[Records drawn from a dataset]

● ● ● ● ●

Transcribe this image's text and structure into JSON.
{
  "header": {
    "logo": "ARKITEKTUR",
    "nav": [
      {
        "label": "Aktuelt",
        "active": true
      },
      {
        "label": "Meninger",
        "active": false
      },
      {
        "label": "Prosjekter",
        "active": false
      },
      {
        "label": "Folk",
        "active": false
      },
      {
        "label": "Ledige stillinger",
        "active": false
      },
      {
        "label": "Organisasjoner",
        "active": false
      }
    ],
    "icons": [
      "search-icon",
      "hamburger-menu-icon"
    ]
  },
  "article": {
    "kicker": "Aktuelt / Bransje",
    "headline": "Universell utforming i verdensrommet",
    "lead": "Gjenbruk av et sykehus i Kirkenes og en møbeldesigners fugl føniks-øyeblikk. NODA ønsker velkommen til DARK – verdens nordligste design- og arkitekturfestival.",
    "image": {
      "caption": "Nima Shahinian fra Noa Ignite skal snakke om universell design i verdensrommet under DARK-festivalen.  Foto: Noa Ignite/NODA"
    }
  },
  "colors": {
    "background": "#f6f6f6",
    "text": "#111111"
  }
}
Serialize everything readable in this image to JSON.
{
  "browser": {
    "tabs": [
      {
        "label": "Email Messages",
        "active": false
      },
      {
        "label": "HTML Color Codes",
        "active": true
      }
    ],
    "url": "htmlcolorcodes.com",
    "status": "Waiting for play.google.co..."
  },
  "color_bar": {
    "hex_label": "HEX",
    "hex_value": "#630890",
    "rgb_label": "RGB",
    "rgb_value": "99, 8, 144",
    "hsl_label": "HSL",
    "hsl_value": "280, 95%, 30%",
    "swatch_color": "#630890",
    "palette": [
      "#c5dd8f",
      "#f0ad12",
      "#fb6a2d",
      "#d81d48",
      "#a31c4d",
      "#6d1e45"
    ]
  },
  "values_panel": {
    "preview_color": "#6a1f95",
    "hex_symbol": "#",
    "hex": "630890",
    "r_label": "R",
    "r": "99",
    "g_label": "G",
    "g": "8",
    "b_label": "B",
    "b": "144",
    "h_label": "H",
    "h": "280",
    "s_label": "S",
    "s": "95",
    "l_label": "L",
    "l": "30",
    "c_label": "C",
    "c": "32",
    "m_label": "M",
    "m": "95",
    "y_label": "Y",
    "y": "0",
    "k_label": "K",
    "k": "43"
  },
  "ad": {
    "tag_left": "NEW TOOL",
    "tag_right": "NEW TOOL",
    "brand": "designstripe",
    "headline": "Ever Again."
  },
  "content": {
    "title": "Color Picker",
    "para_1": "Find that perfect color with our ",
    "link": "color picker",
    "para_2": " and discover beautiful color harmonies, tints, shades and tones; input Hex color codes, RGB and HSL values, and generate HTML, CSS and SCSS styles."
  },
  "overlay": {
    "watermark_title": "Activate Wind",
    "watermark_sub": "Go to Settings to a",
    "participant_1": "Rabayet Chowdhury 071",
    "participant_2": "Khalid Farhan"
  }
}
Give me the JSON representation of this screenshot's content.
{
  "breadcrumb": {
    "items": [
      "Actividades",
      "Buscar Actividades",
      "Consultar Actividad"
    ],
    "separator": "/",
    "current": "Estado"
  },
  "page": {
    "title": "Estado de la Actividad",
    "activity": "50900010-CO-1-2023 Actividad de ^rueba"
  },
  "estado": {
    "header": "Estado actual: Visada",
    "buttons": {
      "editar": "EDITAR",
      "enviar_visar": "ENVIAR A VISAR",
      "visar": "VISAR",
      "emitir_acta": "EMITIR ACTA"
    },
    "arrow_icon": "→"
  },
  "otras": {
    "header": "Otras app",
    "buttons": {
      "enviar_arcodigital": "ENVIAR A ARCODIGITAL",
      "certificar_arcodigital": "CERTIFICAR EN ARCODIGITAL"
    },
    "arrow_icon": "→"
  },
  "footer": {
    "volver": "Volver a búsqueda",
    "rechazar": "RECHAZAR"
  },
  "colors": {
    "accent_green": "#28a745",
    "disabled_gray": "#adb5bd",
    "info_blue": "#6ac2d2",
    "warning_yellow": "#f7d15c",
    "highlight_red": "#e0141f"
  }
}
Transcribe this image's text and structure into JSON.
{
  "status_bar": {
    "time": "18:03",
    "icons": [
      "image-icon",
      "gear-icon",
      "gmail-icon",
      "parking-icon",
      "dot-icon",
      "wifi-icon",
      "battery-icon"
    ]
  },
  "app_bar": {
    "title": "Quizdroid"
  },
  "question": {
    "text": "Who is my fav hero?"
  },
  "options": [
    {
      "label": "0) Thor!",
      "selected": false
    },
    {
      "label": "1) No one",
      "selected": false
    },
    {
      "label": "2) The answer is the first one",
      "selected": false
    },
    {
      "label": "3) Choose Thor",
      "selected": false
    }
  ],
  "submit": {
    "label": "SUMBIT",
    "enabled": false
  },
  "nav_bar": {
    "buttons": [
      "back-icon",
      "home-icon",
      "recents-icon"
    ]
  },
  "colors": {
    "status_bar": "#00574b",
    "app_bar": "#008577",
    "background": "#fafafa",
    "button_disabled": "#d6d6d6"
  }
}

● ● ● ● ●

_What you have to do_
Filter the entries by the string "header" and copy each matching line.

_Written solution_
  "header": {
    "header": "Estado actual: Visada",
    "header": "Otras app",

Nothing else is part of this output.